- a simple yet efficient incremental garbage collector for 32-bit direct pointers
- efficient bulk-mutation of objects
Squeak is available for free via the Internet, at this and other sites. Each release includes platform-independent support for color, sound, and network access, with complete source code. Originally developed on the Macintosh, members of its user community have since ported it to numerous other platforms including Windows 95 and NT, Windows CE (it runs on the Cassiopeia and the HP320LX), all common flavors of UNIX, Acorn RiscOS, and a bare chip (the Mitsubishi M32R/D).

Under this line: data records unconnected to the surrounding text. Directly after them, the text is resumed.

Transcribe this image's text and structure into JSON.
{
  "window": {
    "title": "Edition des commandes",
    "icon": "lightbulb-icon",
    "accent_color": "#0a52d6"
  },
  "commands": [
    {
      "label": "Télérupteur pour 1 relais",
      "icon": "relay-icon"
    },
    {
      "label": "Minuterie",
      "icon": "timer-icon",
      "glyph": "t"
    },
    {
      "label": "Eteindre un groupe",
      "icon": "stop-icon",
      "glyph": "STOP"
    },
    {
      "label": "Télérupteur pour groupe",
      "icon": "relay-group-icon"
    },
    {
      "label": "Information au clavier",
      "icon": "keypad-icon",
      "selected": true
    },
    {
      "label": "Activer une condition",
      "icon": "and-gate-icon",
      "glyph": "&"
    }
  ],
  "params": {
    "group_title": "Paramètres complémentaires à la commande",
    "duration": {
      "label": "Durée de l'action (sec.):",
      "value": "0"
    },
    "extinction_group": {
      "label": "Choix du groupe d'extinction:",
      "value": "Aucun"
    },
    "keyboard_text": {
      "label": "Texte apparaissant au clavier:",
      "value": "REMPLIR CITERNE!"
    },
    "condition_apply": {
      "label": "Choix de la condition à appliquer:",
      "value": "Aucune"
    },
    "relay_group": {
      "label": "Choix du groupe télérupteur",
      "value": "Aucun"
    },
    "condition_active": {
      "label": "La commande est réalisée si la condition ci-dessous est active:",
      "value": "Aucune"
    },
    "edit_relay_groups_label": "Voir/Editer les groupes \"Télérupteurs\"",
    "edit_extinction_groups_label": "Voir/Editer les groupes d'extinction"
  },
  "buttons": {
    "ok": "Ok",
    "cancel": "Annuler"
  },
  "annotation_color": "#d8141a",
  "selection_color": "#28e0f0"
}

To quote from Dwight Hughes, a frequent contributor to the Squeak mailing list, "How is Squeak important? Squeak extends the fundamental Smalltalk philosophy of complete openness – where everything is available to see, understand, modify, and extend for whatever purpose – to include even the VM. It is a genuine, complete, compact, efficient Smalltalk-80 environment (not a toy). It is not specialized for any particular hardware/OS platform. Porting is easy – you are not fighting entrenched platform/OS dependencies to move to a new system or configuration. It has essentially been put into the public domain - greatly broadening potential interest, and potential applications. The core team behind Squeak includes Dan Ingalls, Alan Kay, Ted Kaehler, John Maloney, and Scott Wallace. All of this has attracted many of the best and most experienced Smalltalk programmers and implementers in the world."

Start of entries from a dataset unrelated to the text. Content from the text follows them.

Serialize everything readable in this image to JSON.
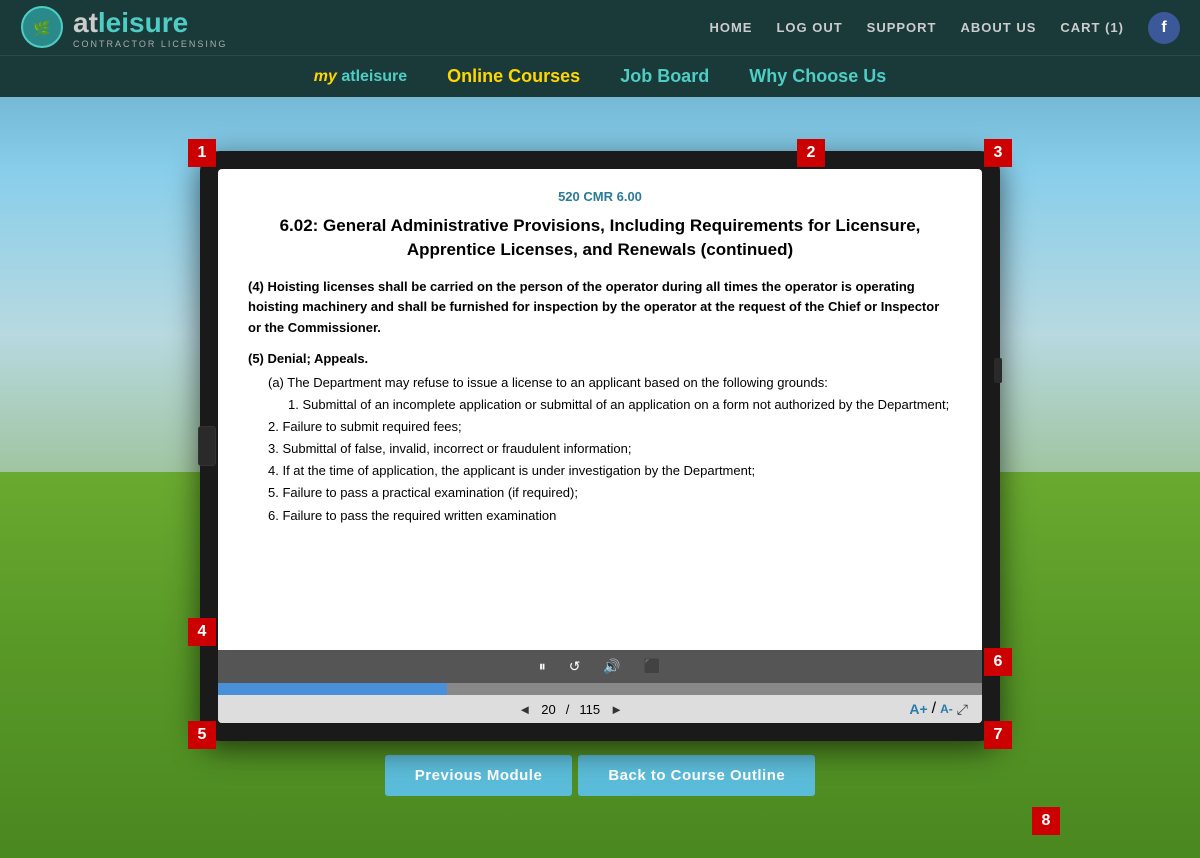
{
  "header": {
    "logo_text_at": "at",
    "logo_text_leisure": "leisure",
    "logo_subtitle": "CONTRACTOR LICENSING",
    "nav_top": {
      "home": "HOME",
      "logout": "LOG OUT",
      "support": "SUPPORT",
      "about_us": "ABOUT US",
      "cart": "CART (1)"
    },
    "nav_bottom": {
      "my": "my",
      "atleisure": "atleisure",
      "online_courses": "Online Courses",
      "job_board": "Job Board",
      "why_choose": "Why Choose Us"
    }
  },
  "document": {
    "regulation": "520 CMR 6.00",
    "title": "6.02: General Administrative Provisions, Including Requirements for Licensure, Apprentice Licenses, and Renewals (continued)",
    "paragraph_4": "(4) Hoisting licenses shall be carried on the person of the operator during all times the operator is operating hoisting machinery and shall be furnished for inspection by the operator at the request of the Chief or Inspector or the Commissioner.",
    "section_5_title": "(5) Denial; Appeals.",
    "section_5a": "(a) The Department may refuse to issue a license to an applicant based on the following grounds:",
    "item_1": "1. Submittal of an incomplete application or submittal of an application on a form not authorized by the Department;",
    "item_2": "2. Failure to submit required fees;",
    "item_3": "3. Submittal of false, invalid, incorrect or fraudulent information;",
    "item_4": "4. If at the time of application, the applicant is under investigation by the Department;",
    "item_5": "5. Failure to pass a practical examination (if required);",
    "item_6": "6. Failure to pass the required written examination"
  },
  "media_controls": {
    "pause_icon": "⏸",
    "rewind_icon": "↺",
    "volume_icon": "🔊",
    "screen_icon": "⬛"
  },
  "page_nav": {
    "prev_arrow": "◄",
    "current_page": "20",
    "total_pages": "115",
    "next_arrow": "►",
    "font_increase": "A+",
    "font_decrease": "A-",
    "font_separator": "/"
  },
  "badges": {
    "b1": "1",
    "b2": "2",
    "b3": "3",
    "b4": "4",
    "b5": "5",
    "b6": "6",
    "b7": "7",
    "b8": "8"
  },
  "buttons": {
    "previous_module": "Previous Module",
    "back_to_outline": "Back to Course Outline"
  },
  "progress": {
    "percent": 30
  }
}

Squeak began, very simply, with the needs of a research group at Apple. We wanted a system as expressive and immediate as Smalltalk to pursue various application goals (prototypical educational software, user interface experiments and (let's be honest) another run at the Dynabook fence). As you can read in the OOPSLA paper ("Back to the Future") we hit on the idea of writing a Smalltalk interpreter in a subset of Smalltalk, together with a translator from that subset to C.
Smalltalk-80 was developed at Xerox PARC in the 1970s. Apple obtained a license in 1980. A team at Apple developed Squeak in 1996, and have made it available free under license. The license agreement is intended to keep Squeak open and available to the user community, while allowing users to do useful things with Squeak. Here is a paraphrase of the license terms:

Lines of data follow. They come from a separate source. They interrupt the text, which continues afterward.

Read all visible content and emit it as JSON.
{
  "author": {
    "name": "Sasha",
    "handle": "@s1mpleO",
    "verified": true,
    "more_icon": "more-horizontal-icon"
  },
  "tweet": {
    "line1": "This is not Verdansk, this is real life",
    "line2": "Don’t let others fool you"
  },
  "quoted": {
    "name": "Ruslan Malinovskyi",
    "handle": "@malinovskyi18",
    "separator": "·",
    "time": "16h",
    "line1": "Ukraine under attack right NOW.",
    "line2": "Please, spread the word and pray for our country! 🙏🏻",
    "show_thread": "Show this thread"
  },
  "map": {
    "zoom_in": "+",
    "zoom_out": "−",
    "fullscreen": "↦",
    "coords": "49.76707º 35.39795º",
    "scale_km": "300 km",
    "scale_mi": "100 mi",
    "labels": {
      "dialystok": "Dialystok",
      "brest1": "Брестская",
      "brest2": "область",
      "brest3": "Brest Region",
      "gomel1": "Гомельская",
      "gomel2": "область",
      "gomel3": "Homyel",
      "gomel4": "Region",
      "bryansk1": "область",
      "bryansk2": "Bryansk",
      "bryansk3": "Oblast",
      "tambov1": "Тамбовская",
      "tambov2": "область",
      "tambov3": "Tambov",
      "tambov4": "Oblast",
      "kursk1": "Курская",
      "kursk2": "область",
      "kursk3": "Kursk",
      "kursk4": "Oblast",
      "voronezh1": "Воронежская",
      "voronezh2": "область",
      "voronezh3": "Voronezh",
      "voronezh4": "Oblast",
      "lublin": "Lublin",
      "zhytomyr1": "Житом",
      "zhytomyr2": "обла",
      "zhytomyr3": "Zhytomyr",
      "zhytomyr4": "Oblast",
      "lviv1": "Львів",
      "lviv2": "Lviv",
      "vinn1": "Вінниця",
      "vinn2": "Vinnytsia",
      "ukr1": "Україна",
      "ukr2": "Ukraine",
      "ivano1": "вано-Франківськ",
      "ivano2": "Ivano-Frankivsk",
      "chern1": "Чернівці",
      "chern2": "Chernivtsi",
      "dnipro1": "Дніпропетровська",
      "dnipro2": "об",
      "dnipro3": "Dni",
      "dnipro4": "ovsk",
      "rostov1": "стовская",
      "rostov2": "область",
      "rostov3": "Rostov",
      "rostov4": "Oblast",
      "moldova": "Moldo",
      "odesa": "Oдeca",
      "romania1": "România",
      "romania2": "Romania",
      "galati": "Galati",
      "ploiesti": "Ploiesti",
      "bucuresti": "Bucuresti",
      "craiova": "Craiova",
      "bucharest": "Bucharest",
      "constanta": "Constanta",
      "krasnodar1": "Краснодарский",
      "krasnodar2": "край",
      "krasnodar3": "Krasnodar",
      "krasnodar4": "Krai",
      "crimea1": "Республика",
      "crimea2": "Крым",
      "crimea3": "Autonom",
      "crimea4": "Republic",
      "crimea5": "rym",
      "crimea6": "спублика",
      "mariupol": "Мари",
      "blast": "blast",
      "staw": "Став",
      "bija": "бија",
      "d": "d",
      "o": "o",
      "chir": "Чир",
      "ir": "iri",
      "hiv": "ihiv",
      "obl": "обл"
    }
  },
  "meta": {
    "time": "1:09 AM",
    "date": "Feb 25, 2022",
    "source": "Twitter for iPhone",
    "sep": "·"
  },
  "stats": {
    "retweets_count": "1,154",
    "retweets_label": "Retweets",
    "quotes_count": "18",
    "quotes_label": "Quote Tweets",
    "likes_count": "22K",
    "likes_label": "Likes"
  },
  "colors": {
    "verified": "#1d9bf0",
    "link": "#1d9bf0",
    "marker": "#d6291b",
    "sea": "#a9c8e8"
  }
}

You are allowed to change Squeak, write extensions to Squeak, build an application in Squeak, and include some or all of Squeak with your products. You may distribute all of these things along with Squeak, or portions of Squeak, for free or for money. However, you must distribute these things under a license that protects Apple in the way described in this license.
If you modify any of the methods of class objects (or their relationships) that come with Squeak (as opposed to building on top of the classes in the release), you must post the modifications on a web site or otherwise make them available for free to others, just as has been done with Squeak. The same is true if you port Squeak to another machine or operating system - you must post your port on a web site or otherwise make it available for free to others under the same license terms.